Poachers kill iconic Kenyan elephant
One of Africa's last "great tuskers" - elephants with tusks weighing more than 45kg - has been poisoned by poachers in Kenya.
The bull, named Satao, and likely to have been born in the late 1960s, succumbed to wounds from poison darts in a remote corner of Tsavo National Park, where he had migrated to find fresh water after recent storms.
At the weekend his carcass lay with its face and great tusks hacked off, four legs splayed where he fell.
Conservationists told how Satao moved from bush to bush, keeping his ivory hidden among the foliage. "I'm convinced he did that to hide his tusks from humans; he had an awareness that they were a danger to him," said wildlife filmmaker Mark Deeble.

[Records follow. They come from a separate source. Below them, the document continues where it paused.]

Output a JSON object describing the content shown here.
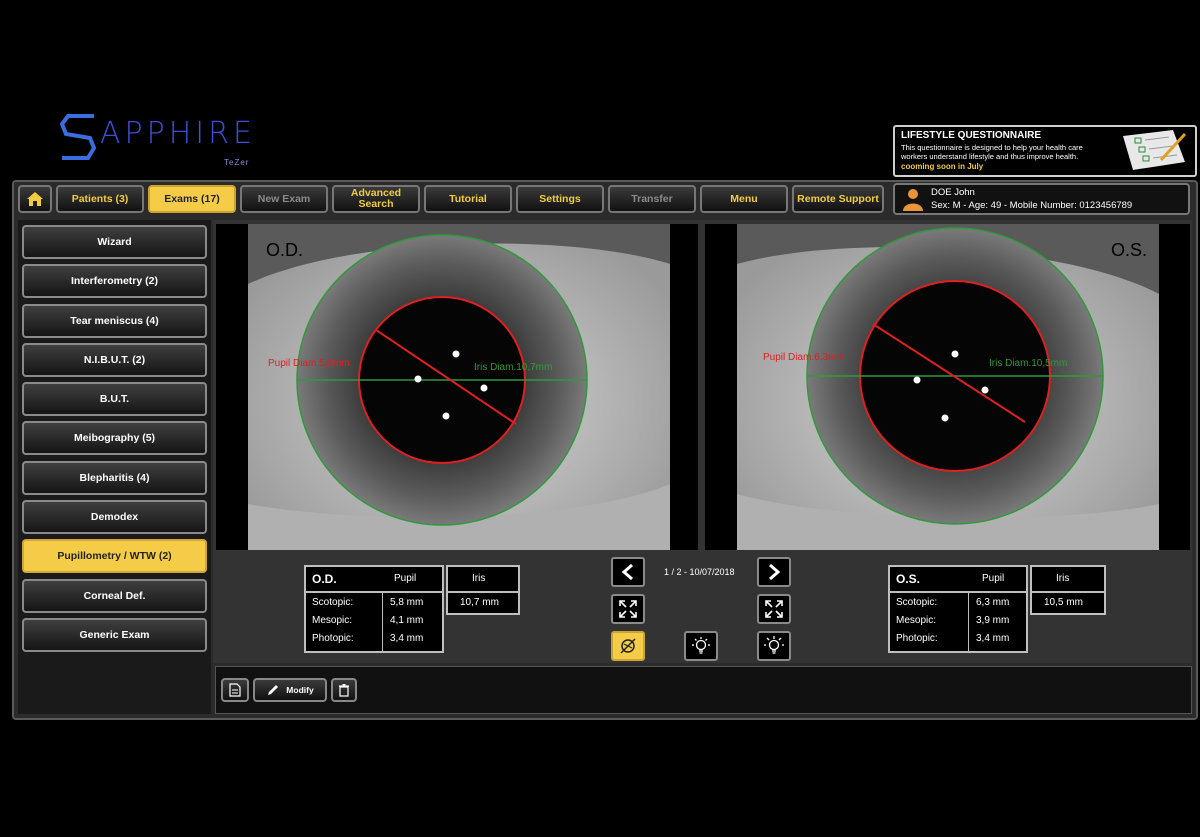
{
  "logo": {
    "word": "APPHIRE",
    "sub": "TeZer"
  },
  "questionnaire": {
    "title": "LIFESTYLE QUESTIONNAIRE",
    "desc": "This questionnaire is designed to help your health care workers understand lifestyle and thus improve health.",
    "soon": "cooming soon in July"
  },
  "nav": {
    "patients": "Patients (3)",
    "exams": "Exams (17)",
    "new_exam": "New Exam",
    "advanced_search": "Advanced Search",
    "tutorial": "Tutorial",
    "settings": "Settings",
    "transfer": "Transfer",
    "menu": "Menu",
    "remote_support": "Remote Support"
  },
  "patient": {
    "name": "DOE John",
    "info": "Sex: M - Age: 49 - Mobile Number: 0123456789"
  },
  "sidebar": {
    "items": [
      {
        "label": "Wizard"
      },
      {
        "label": "Interferometry (2)"
      },
      {
        "label": "Tear meniscus (4)"
      },
      {
        "label": "N.I.B.U.T. (2)"
      },
      {
        "label": "B.U.T."
      },
      {
        "label": "Meibography (5)"
      },
      {
        "label": "Blepharitis (4)"
      },
      {
        "label": "Demodex"
      },
      {
        "label": "Pupillometry / WTW (2)"
      },
      {
        "label": "Corneal Def."
      },
      {
        "label": "Generic Exam"
      }
    ]
  },
  "od": {
    "label": "O.D.",
    "pupil_diam": "Pupil Diam.5,8mm",
    "iris_diam": "Iris Diam.10,7mm",
    "table": {
      "title": "O.D.",
      "pupil_header": "Pupil",
      "iris_header": "Iris",
      "iris_value": "10,7 mm",
      "rows": [
        {
          "label": "Scotopic:",
          "value": "5,8 mm"
        },
        {
          "label": "Mesopic:",
          "value": "4,1 mm"
        },
        {
          "label": "Photopic:",
          "value": "3,4 mm"
        }
      ]
    }
  },
  "os": {
    "label": "O.S.",
    "pupil_diam": "Pupil Diam.6,3mm",
    "iris_diam": "Iris Diam.10,5mm",
    "table": {
      "title": "O.S.",
      "pupil_header": "Pupil",
      "iris_header": "Iris",
      "iris_value": "10,5 mm",
      "rows": [
        {
          "label": "Scotopic:",
          "value": "6,3 mm"
        },
        {
          "label": "Mesopic:",
          "value": "3,9 mm"
        },
        {
          "label": "Photopic:",
          "value": "3,4 mm"
        }
      ]
    }
  },
  "pager": {
    "text": "1 / 2 - 10/07/2018"
  },
  "toolbar": {
    "modify": "Modify"
  },
  "colors": {
    "accent": "#f5cc48",
    "pupil": "#e02020",
    "iris": "#2f9a3a"
  }
}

Satao's killing is the latest in a surge of elephant poaching across Africa, said Richard Moller of the Tsavo Trust, who had been monitoring Satao for several months.
"There is no doubt that he was killed by a poacher's arrow to feed the insatiable demand for ivory in far-off countries. A great life lost so that someone far away can have a trinket on their mantelpiece."
Demand for ivory in Asian nations has seen poaching reach levels that were last seen in the 1980s before the ivory trade was banned.
The street value of elephant ivory is now greater than gold, running to tens of thousands of dollars per tusk. Organised criminals are running increasingly sophisticated poaching gangs and networks.
More than 20000 African elephants were slaughtered last year, according to the Convention on International Trade in Endangered Species of Wild Fauna and Flora.
Earlier this year, the renowned conservationist Richard Leakey described poaching in Kenya as a "national disaster" .
Giant Ellie crashes bachelor party
A group of friends on a bachelor party made an unlikely discovery while out walking on a beach in New Mexico, US - a perfectly preserved 3million-year-old elephant skull.
The party was hiking in Elephant Butte Lake State Park, near Albuquerque, when they spotted what looked like a bone emerging from the sand. The friends began digging until the skull surfaced.
They thought they had found a woolly mammoth and sent photographs to the New Mexico Museum of Natural History and Science. They were not too far off.
The skull, the most complete of its kind ever found, belonged to a stegomastodon - a prehistoric ancestor of elephants.
Mastodons migrated to North America about 15million years ago and became extinct about 10000 years ago.
They are a much older species than the woolly mammoth, which dates back only to the Ice Age.
The 454kg skull belonged to an animal about 2.7m tall that weighed more than 6t.
© The Daily Telegraph